-- What is expected --
Go over the material below and report every line that contains the word "icon".

##### Extracted material #####

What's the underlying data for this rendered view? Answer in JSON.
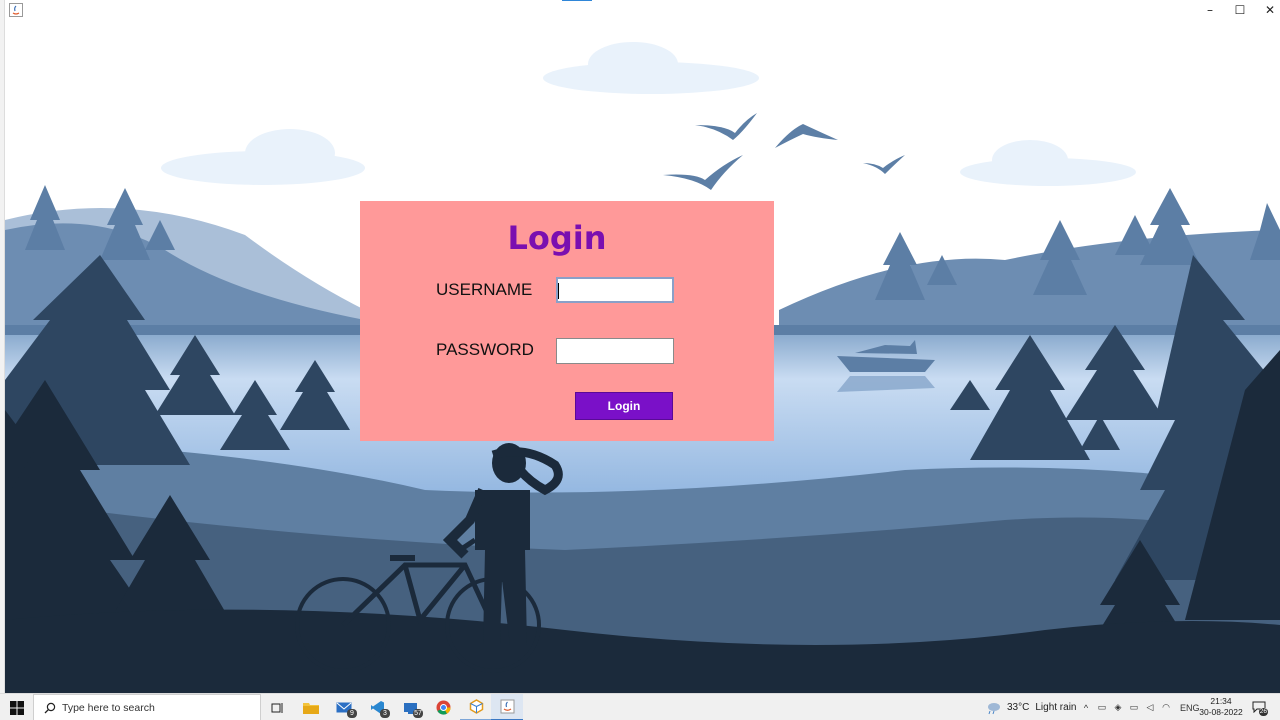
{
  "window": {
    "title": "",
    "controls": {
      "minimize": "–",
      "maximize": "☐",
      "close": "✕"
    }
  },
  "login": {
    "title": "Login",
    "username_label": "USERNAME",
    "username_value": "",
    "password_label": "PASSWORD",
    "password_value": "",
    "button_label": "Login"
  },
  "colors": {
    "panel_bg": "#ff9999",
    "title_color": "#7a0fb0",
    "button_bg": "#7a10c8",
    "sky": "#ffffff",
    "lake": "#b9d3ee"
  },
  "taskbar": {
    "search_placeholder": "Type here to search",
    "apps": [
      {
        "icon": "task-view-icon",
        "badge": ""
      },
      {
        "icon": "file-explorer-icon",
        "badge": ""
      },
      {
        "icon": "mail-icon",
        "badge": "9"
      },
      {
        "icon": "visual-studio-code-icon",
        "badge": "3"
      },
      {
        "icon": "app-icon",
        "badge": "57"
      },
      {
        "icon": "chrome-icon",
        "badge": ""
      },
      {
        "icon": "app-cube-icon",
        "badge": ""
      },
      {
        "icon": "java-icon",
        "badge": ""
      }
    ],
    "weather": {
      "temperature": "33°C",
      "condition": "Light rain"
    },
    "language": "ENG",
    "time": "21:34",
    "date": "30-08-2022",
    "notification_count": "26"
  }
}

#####
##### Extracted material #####

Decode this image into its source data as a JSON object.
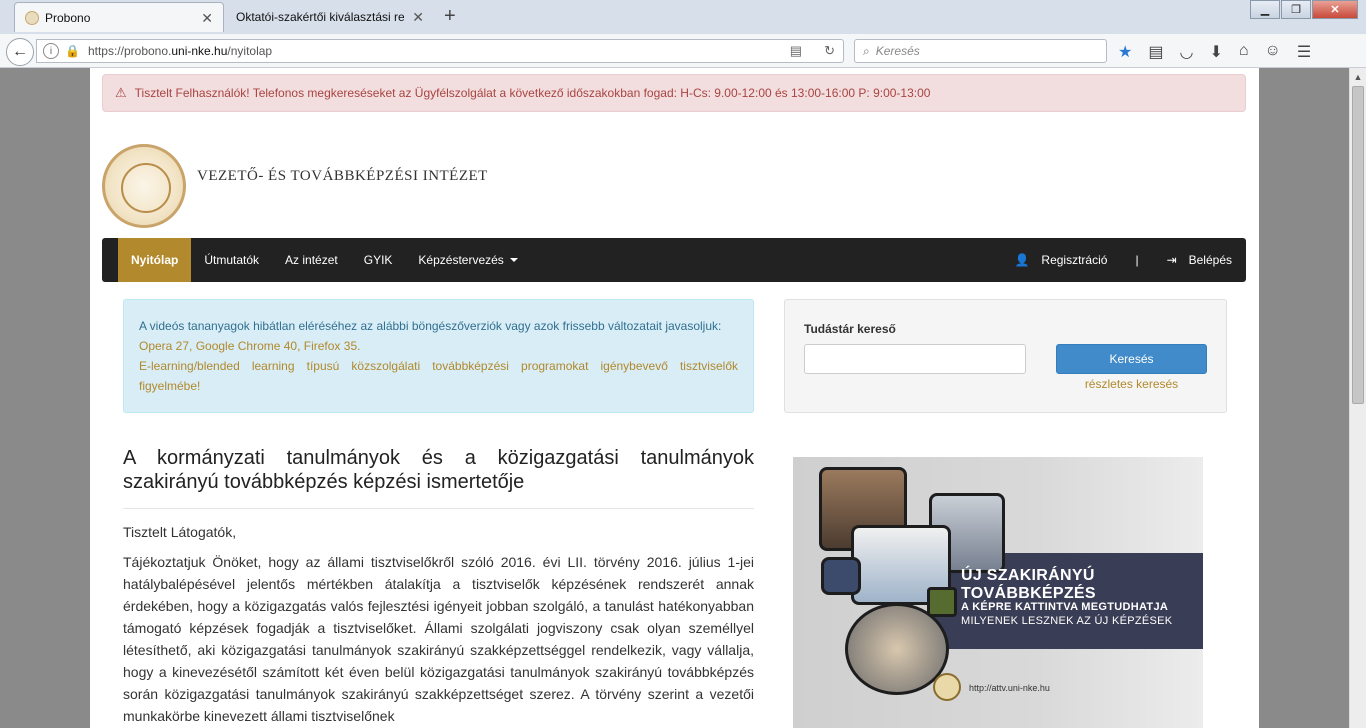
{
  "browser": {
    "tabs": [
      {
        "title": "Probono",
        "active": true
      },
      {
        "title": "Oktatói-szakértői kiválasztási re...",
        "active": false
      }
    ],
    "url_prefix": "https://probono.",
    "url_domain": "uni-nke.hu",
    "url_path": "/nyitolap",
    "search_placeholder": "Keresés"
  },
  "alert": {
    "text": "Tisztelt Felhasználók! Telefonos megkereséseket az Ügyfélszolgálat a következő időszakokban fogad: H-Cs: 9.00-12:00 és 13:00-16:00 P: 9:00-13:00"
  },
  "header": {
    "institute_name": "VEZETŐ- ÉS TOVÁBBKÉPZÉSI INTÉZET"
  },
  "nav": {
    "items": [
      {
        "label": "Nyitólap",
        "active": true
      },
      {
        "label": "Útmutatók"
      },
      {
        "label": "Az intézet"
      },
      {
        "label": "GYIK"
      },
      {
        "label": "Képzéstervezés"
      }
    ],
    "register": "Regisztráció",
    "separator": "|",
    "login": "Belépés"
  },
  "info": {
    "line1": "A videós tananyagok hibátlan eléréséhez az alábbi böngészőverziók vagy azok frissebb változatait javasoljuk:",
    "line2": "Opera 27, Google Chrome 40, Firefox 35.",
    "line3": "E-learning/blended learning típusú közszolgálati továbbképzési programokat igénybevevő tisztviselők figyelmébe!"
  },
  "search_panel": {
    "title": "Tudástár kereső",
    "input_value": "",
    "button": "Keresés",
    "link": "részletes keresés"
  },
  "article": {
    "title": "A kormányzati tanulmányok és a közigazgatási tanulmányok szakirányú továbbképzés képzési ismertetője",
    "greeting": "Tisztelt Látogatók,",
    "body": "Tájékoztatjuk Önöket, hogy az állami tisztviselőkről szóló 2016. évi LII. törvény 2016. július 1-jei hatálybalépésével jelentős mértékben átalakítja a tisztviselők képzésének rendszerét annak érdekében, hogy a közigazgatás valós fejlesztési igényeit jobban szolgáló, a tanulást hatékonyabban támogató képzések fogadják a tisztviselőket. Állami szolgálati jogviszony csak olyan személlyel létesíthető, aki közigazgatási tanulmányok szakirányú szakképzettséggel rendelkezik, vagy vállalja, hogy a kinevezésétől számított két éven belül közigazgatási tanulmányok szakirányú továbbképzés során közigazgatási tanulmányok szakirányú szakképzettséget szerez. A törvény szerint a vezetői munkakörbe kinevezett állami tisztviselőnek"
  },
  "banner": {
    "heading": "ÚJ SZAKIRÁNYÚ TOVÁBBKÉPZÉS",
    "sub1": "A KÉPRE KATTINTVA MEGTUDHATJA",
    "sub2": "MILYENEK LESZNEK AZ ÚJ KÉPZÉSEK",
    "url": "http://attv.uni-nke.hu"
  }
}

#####

-- Written answer --
        "icon": "task-view-icon",
        "icon": "file-explorer-icon",
        "icon": "mail-icon",
        "icon": "visual-studio-code-icon",
        "icon": "app-icon",
        "icon": "chrome-icon",
        "icon": "app-cube-icon",
        "icon": "java-icon",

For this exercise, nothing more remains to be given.